A field investigator who is also commonly referred to as a “private investigator” usually works for a law enforcement agency or a corporation but some are self-employed. Their overall job duties include meeting with clients co-workers or supervisors to get briefed on situations or scenarios that must be investigated and then going into the field to conduct research and set-up surveillance operations. They also compile reports on their findings. Depending on the specific situation they may or may not talk to witnesses in the field in order to gain information. No matter how difficult it is a field investigator’s job to obtain answers and information regarding the situations for which they are hired. This often requires field investigators to visit foreign locations and also to press others for information that they may not readily provide to a stranger. Field investigators must be technically savvy because they must conduct online research take digital photographs and utilize recording devices. Once enough information has been gathered the field investigator compiles it into a report and presents it to their clients andor supervisors. Most employers require that their field investigators have a bachelor’s degree in a relevant subject area – such as criminal justice criminal investigation or forensic science. However field investigators who are self-employed do not necessarily need a formal degree. In most states field investigators need a license and they must pass a background check. In order to be successful in this profession field investigators must be good and innovative detectives have excellent people skills and they must be able to work in a team with other investigators. The website www.indeed.com states that the average yearly salary for a field investigator is $63000.
|Education Required:||Associate's Degree|
|Tasks:||Conducts surveillance and research.

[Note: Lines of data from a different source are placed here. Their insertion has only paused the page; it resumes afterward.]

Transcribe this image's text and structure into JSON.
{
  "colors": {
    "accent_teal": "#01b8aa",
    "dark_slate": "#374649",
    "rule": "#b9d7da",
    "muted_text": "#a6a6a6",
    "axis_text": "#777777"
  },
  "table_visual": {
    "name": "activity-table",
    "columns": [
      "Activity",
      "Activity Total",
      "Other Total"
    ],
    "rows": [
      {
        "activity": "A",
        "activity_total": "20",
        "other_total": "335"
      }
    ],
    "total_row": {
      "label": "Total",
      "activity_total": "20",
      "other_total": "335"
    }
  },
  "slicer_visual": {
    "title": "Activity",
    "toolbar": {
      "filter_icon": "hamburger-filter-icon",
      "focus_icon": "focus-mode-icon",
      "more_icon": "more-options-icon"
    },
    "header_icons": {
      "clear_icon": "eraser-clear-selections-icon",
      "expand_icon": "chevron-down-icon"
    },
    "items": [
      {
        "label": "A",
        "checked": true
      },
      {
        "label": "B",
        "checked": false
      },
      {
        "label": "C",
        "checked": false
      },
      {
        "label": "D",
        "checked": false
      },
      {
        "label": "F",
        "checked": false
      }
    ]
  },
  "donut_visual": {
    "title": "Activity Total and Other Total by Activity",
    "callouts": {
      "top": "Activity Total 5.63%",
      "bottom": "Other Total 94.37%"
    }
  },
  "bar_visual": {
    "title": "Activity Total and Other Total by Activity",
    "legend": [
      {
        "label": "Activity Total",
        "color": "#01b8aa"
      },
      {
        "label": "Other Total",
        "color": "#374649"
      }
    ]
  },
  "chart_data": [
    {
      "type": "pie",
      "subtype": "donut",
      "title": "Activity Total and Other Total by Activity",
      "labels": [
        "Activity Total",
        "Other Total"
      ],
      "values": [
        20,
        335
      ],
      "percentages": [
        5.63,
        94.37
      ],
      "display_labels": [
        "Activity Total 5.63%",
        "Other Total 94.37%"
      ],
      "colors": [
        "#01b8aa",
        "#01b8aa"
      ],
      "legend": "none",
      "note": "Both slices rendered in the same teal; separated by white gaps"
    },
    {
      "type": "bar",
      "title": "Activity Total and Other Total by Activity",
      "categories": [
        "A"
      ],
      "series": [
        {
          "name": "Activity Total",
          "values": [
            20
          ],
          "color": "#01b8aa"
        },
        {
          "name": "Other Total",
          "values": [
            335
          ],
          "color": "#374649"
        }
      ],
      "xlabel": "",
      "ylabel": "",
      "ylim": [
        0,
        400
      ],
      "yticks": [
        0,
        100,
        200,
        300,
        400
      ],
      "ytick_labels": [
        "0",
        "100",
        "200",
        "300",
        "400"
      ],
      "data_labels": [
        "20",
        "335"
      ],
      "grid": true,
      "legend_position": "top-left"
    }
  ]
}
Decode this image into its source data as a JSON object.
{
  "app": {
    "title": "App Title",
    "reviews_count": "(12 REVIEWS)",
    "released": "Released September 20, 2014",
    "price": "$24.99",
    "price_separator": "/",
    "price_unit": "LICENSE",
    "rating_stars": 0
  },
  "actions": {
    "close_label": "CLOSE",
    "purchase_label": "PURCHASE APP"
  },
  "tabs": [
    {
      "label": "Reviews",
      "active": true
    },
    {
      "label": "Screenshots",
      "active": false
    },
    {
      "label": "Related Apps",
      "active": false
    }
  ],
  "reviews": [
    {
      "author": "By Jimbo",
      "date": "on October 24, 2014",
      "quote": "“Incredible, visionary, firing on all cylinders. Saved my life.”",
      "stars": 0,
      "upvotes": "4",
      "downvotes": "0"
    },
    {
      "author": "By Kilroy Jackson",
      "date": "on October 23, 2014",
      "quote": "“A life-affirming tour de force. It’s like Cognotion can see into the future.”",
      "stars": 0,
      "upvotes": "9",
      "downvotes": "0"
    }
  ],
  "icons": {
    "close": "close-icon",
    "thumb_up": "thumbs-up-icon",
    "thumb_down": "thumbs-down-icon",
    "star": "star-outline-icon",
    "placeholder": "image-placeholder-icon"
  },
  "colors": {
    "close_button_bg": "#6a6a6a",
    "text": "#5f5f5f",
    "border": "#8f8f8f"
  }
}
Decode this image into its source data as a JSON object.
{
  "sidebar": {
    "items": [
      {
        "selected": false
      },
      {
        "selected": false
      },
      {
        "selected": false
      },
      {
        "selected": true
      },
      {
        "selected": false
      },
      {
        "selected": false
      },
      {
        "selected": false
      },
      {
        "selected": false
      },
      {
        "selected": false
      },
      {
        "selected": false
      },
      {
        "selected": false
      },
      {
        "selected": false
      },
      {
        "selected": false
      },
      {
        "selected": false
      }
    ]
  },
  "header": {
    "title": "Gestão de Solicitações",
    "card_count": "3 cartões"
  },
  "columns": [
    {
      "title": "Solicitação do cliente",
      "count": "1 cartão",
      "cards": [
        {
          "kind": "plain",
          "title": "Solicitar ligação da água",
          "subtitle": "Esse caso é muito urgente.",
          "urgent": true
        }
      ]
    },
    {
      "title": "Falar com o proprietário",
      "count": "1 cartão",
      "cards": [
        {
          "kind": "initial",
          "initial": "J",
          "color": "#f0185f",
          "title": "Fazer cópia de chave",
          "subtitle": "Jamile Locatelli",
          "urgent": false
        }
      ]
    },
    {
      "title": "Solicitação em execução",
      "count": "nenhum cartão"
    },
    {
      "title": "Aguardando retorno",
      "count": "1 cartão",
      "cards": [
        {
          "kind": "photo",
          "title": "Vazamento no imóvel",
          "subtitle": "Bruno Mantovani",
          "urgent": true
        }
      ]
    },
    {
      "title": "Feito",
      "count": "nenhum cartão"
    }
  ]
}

Uncovers facts about a case.
Writes reports that provide summaries of cases.
|Also Called:||Private Investigator
Law Enforcement Investigator